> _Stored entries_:
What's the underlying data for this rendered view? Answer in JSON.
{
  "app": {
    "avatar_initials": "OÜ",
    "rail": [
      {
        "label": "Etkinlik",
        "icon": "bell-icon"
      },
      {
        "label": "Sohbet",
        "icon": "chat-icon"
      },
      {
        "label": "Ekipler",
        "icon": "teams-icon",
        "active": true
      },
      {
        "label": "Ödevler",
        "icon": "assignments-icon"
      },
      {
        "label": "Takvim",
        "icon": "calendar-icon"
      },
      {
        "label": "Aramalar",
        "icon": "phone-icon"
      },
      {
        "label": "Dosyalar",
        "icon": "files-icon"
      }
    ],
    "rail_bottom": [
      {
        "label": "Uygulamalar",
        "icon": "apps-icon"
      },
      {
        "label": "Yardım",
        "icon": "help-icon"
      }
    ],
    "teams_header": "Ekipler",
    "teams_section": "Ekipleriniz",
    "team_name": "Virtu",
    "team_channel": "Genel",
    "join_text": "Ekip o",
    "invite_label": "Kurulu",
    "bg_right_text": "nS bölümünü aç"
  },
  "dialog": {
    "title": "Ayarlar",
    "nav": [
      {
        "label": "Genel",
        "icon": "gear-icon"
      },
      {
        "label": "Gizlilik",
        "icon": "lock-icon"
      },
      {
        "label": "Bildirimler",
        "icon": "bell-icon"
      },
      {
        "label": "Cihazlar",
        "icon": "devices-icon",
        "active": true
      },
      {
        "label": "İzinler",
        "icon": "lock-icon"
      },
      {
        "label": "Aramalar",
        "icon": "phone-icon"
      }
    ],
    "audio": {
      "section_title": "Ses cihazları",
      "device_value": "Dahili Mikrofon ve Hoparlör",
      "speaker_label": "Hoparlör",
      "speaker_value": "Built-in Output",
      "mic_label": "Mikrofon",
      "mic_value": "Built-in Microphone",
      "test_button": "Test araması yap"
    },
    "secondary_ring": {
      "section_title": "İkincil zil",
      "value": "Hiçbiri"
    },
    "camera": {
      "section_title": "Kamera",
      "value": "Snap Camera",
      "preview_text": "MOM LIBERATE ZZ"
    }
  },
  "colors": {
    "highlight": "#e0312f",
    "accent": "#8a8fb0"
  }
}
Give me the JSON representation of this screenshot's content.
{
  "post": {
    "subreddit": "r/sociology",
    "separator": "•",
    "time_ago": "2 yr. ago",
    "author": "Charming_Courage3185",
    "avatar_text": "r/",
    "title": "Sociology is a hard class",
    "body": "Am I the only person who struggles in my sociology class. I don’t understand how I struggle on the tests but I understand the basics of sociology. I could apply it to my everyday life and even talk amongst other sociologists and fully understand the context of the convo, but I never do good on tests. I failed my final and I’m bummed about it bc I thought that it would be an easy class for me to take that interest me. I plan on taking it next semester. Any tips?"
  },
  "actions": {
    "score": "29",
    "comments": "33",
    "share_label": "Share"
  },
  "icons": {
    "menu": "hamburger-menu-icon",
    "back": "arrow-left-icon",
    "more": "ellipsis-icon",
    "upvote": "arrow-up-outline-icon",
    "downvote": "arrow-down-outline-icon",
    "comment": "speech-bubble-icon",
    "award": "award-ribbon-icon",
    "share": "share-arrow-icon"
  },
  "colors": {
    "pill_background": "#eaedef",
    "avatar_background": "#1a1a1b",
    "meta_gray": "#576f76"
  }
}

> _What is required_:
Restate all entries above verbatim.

> _Answer space_:
What's the underlying data for this rendered view? Answer in JSON.
{
  "app": {
    "avatar_initials": "OÜ",
    "rail": [
      {
        "label": "Etkinlik",
        "icon": "bell-icon"
      },
      {
        "label": "Sohbet",
        "icon": "chat-icon"
      },
      {
        "label": "Ekipler",
        "icon": "teams-icon",
        "active": true
      },
      {
        "label": "Ödevler",
        "icon": "assignments-icon"
      },
      {
        "label": "Takvim",
        "icon": "calendar-icon"
      },
      {
        "label": "Aramalar",
        "icon": "phone-icon"
      },
      {
        "label": "Dosyalar",
        "icon": "files-icon"
      }
    ],
    "rail_bottom": [
      {
        "label": "Uygulamalar",
        "icon": "apps-icon"
      },
      {
        "label": "Yardım",
        "icon": "help-icon"
      }
    ],
    "teams_header": "Ekipler",
    "teams_section": "Ekipleriniz",
    "team_name": "Virtu",
    "team_channel": "Genel",
    "join_text": "Ekip o",
    "invite_label": "Kurulu",
    "bg_right_text": "nS bölümünü aç"
  },
  "dialog": {
    "title": "Ayarlar",
    "nav": [
      {
        "label": "Genel",
        "icon": "gear-icon"
      },
      {
        "label": "Gizlilik",
        "icon": "lock-icon"
      },
      {
        "label": "Bildirimler",
        "icon": "bell-icon"
      },
      {
        "label": "Cihazlar",
        "icon": "devices-icon",
        "active": true
      },
      {
        "label": "İzinler",
        "icon": "lock-icon"
      },
      {
        "label": "Aramalar",
        "icon": "phone-icon"
      }
    ],
    "audio": {
      "section_title": "Ses cihazları",
      "device_value": "Dahili Mikrofon ve Hoparlör",
      "speaker_label": "Hoparlör",
      "speaker_value": "Built-in Output",
      "mic_label": "Mikrofon",
      "mic_value": "Built-in Microphone",
      "test_button": "Test araması yap"
    },
    "secondary_ring": {
      "section_title": "İkincil zil",
      "value": "Hiçbiri"
    },
    "camera": {
      "section_title": "Kamera",
      "value": "Snap Camera",
      "preview_text": "MOM LIBERATE ZZ"
    }
  },
  "colors": {
    "highlight": "#e0312f",
    "accent": "#8a8fb0"
  }
}
Give me the JSON representation of this screenshot's content.
{
  "post": {
    "subreddit": "r/sociology",
    "separator": "•",
    "time_ago": "2 yr. ago",
    "author": "Charming_Courage3185",
    "avatar_text": "r/",
    "title": "Sociology is a hard class",
    "body": "Am I the only person who struggles in my sociology class. I don’t understand how I struggle on the tests but I understand the basics of sociology. I could apply it to my everyday life and even talk amongst other sociologists and fully understand the context of the convo, but I never do good on tests. I failed my final and I’m bummed about it bc I thought that it would be an easy class for me to take that interest me. I plan on taking it next semester. Any tips?"
  },
  "actions": {
    "score": "29",
    "comments": "33",
    "share_label": "Share"
  },
  "icons": {
    "menu": "hamburger-menu-icon",
    "back": "arrow-left-icon",
    "more": "ellipsis-icon",
    "upvote": "arrow-up-outline-icon",
    "downvote": "arrow-down-outline-icon",
    "comment": "speech-bubble-icon",
    "award": "award-ribbon-icon",
    "share": "share-arrow-icon"
  },
  "colors": {
    "pill_background": "#eaedef",
    "avatar_background": "#1a1a1b",
    "meta_gray": "#576f76"
  }
}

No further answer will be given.